Staff shortages force closure of hospital beds
INPATIENT beds at Alston hospital will temporarily close later this month because of a difficulty in recruiting new nursing staff.
Hospital campaigners have argued that it is difficult to attract qualified nurses to the area because the beds were threatened with possible permanent closure under the Success Regime consultation covering community hospitals in Alston, Penrith and Keswick.
Cumbria Partnership NHS Foundation Trust, which runs the hospital, said it was unable to safely staff the ward 24 hours a day, seven days a week.
The beds closure is set to begin on the week beginning Monday, 17th April, because, despite a national recruitment campaign, there continues to be registered nursing vacancies and the staffing situation has now become unsustainable. The situation will be reviewed on a monthly basis.
A trust spokesman said staff at Alston had been going “above and beyond their normal call of duty for some considerable time” in order to maintain safe staffing levels for the ward.
This included cancelling planned holidays and working on days off, as well as doing extra hours on an ongoing basis. Qualified trust managers were also covering shifts to keep the service running.
However, this had led to a reduction in the Alston community service in order to maintain the beds, which was not a sustainable position.
To minimise the closure of the six hospital beds, staff will remain in Alston to deliver a more comprehensive community based service enabling more people to receive the care they need at home.
During the beds closure staff will also continue to run a nurse-led treatment centre, an outpatient department and a day hospital from the hospital premises.
Jane Mayes, an Alston community hospital campaigner, said this was not the first temporary closure of beds and nurses could be reluctant to apply for the vacancies because of the long-term uncertainty.
She added: “It is a self-fulfilling prophecy — they can’t get staff to come to Alston, including moving here, because the beds are under a death sentence.”
Ms Mayes, of Hill House Farm, said that during the shortfall staff members could be moved to Alston from other areas to keep the beds open.
She added: “There are two kinds of staff presumably — those who choose to live and work in Alston and those who are directed to work there, for example bank or pool nurses. There is no transparency about how and why bank nurses are not being sent to Alston; surely it’s not too far to ask them to travel if Alston people are being asked to travel further to receive treatment?”
Rory Stewart, the MP for Penrith and the Border, said: “I am very concerned. This is a question of recruitment making sure that we can convince qualified NHS nurses that Alston is a great place to work and live.”

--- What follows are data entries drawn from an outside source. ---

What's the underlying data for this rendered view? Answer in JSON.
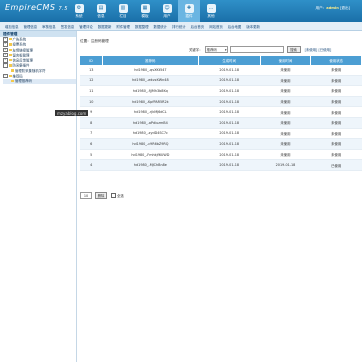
{
  "header": {
    "logo_main": "EmpireCMS",
    "logo_sub": "7.5",
    "user_label": "用户：",
    "user_name": "admin",
    "logout": "[退出]"
  },
  "topnav": [
    {
      "label": "系统"
    },
    {
      "label": "信息"
    },
    {
      "label": "栏目"
    },
    {
      "label": "模板"
    },
    {
      "label": "用户"
    },
    {
      "label": "插件"
    },
    {
      "label": "其他"
    }
  ],
  "menubar": [
    "增加信息",
    "管理信息",
    "审核信息",
    "签发信息",
    "管理评论",
    "数据更新",
    "附件管理",
    "数据整理",
    "数据统计",
    "排行统计",
    "后台首页",
    "网站首页",
    "后台地图",
    "版本更新"
  ],
  "sidebar": {
    "title": "插件管理",
    "tree": [
      {
        "label": "广告系统",
        "level": 1
      },
      {
        "label": "投票系统",
        "level": 1
      },
      {
        "label": "友情链接管理",
        "level": 1
      },
      {
        "label": "留言板管理",
        "level": 1
      },
      {
        "label": "信息反馈管理",
        "level": 1
      },
      {
        "label": "防采集插件",
        "level": 1
      },
      {
        "label": "管理防采集随机字符",
        "level": 2
      },
      {
        "label": "推荐码",
        "level": 1
      },
      {
        "label": "管理推荐码",
        "level": 2
      }
    ]
  },
  "main": {
    "breadcrumb": "位置：注册码管理",
    "search_label": "关键字：",
    "search_select": "推荐码",
    "search_btn": "搜索",
    "search_links": "[未使用] [已使用]",
    "columns": [
      "ID",
      "推荐码",
      "生成时间",
      "使用时间",
      "使用状态"
    ],
    "rows": [
      [
        "13",
        "hd1980_-qvXKt547",
        "2019-01-18",
        "未使用",
        "未使用"
      ],
      [
        "12",
        "hd1980_-wkvzXWn48",
        "2019-01-18",
        "未使用",
        "未使用"
      ],
      [
        "11",
        "hd1980_-fjJMh3b8Kq",
        "2019-01-18",
        "未使用",
        "未使用"
      ],
      [
        "10",
        "hd1980_-KpfPAR5R2k",
        "2019-01-18",
        "未使用",
        "未使用"
      ],
      [
        "9",
        "hd1980_-rjkMJ6dCL",
        "2019-01-18",
        "未使用",
        "未使用"
      ],
      [
        "8",
        "hd1980_-aPdiuzmB4",
        "2019-01-18",
        "未使用",
        "未使用"
      ],
      [
        "7",
        "hd1980_-zydD4SC7c",
        "2019-01-18",
        "未使用",
        "未使用"
      ],
      [
        "6",
        "hd1980_-c9R6bZ9RQ",
        "2019-01-18",
        "未使用",
        "未使用"
      ],
      [
        "5",
        "hd1980_-Fmhkjf6UWD",
        "2019-01-18",
        "未使用",
        "未使用"
      ],
      [
        "4",
        "hd1980_-MJChBn8e",
        "2019-01-18",
        "2019-01-18",
        "已使用"
      ]
    ],
    "page_value": "10",
    "delete_btn": "删除",
    "select_all": "全选"
  },
  "watermark": "mzyablog.com"
}
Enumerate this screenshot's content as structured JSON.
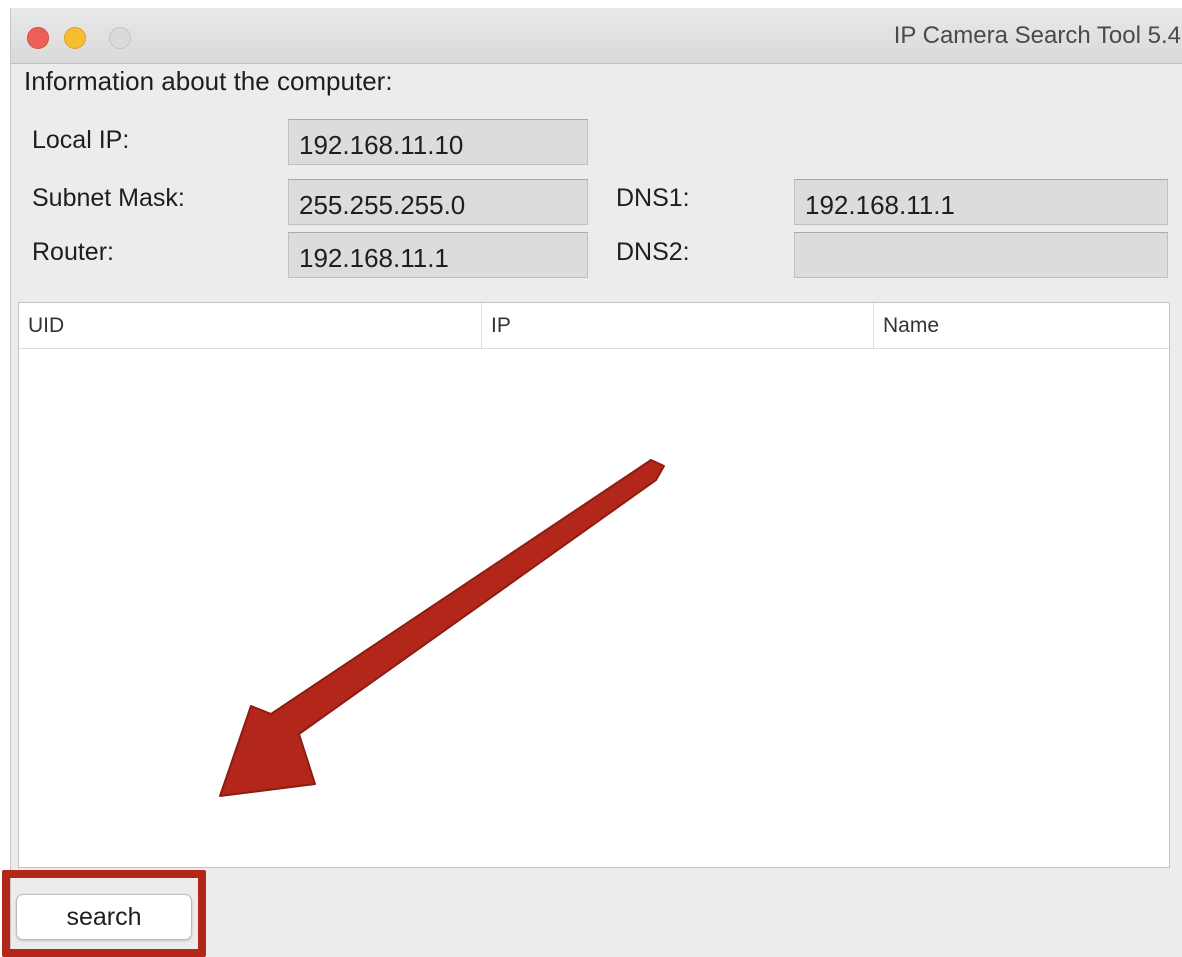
{
  "window": {
    "title": "IP Camera Search Tool 5.4"
  },
  "info": {
    "heading": "Information about the computer:",
    "local_ip_label": "Local IP:",
    "local_ip_value": "192.168.11.10",
    "subnet_label": "Subnet Mask:",
    "subnet_value": "255.255.255.0",
    "router_label": "Router:",
    "router_value": "192.168.11.1",
    "dns1_label": "DNS1:",
    "dns1_value": "192.168.11.1",
    "dns2_label": "DNS2:",
    "dns2_value": ""
  },
  "table": {
    "columns": [
      "UID",
      "IP",
      "Name"
    ],
    "rows": []
  },
  "actions": {
    "search_label": "search"
  },
  "colors": {
    "annotation": "#b3261a",
    "close": "#ee5f57",
    "minimize": "#f5bd30",
    "zoom_disabled": "#dadada"
  },
  "icons": {
    "annotation_arrow": "arrow-down-left-icon"
  }
}
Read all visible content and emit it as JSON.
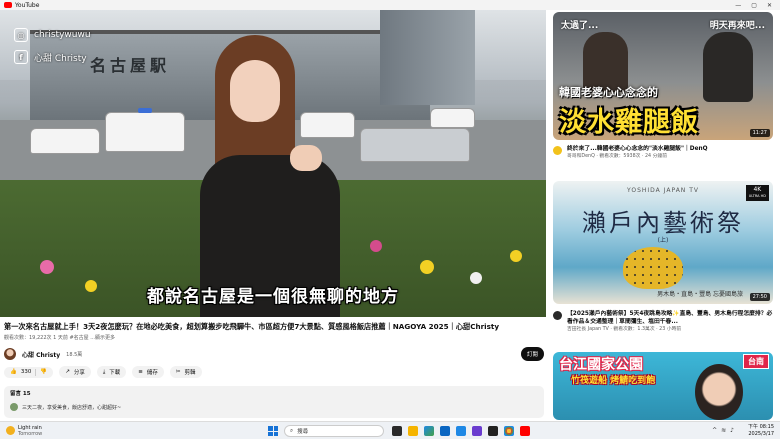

He said the Alston community were “fiercely proud of their area” and they wanted to encourage people to come and work there. He added: “We need to put a strong call out for anyone that is interested in working in a wonderful community to come forward.”
Dr. Craig Melrose, the trust’s associate medical director, said remaining patients would continue to be cared for until they were discharged.
He added: “The staff will then provide an enhanced community service, moving from the existing five-day-a-week 8am until 4pm service to a seven-day-a-week 8am until 11pm service.
“The longer operating hours of the community services mean that those needing care can stay in their own homes and the nursing and rehabilitative treatments can be brought to them.
“This will enable us to give highly individualised care to people who need our support and interventions. We will also be able to provide support to the carers who are looking after the patients we are involved with, which we know is a concern across Cumbria as many people can become short term or long term carers with the associated risks to their own health and well-being.
“Staff will be able to visit people in their own homes in the Alston area and offer more input than they currently can for a range of health conditions, this can help negate the need for a hospital admission.
“Only the inpatient beds are affected — the nurse-led treatment centre and the day hospital will remain open, and the GP surgery and any outpatient appointments are also unaffected.
“This is a temporary position that we will be reviewing on a monthly basis and we will reopen the beds when we are able to safely staff the ward again.”
Dr. Melrose said the trust has met with community representatives, to explain the position in detail, and they are keen to help with recruitment of nurses for the area.
He added: “We remain optimistic as we continue to recruit to vacant posts and are extremely grateful to the community groups who have agreed to support an innovative new recruitment campaign to promote Alston.
“We appeal to the wider community to help us and welcome ideas to support this recruitment. We want to use the passion of the community to drive this forward.”
As part of the Healthcare for the Future public consultation, it was agreed to close the inpatient beds at Alston hospital. However, the trust has been clear that there will not be any permanent closures of beds until alternatives in the community are in place.
The work to develop alternatives to community bed provision, as agreed in the consultation, is a separate piece of work and will continue alongside these temporary arrangements which have been implemented because of current safety concerns.
Dr. Melrose added: “We must be clear that Alston hospital and the community services in the area have a long term and exciting future and any new staff will be actively encouraged to join the work to redesign services for the people of Alston Moor and to continue to develop excellent services for the local population.”
The trust is preparing to reopen beds at Workington Hospital this month to minimise the impact of closing community beds across west, north and east Cumbria.w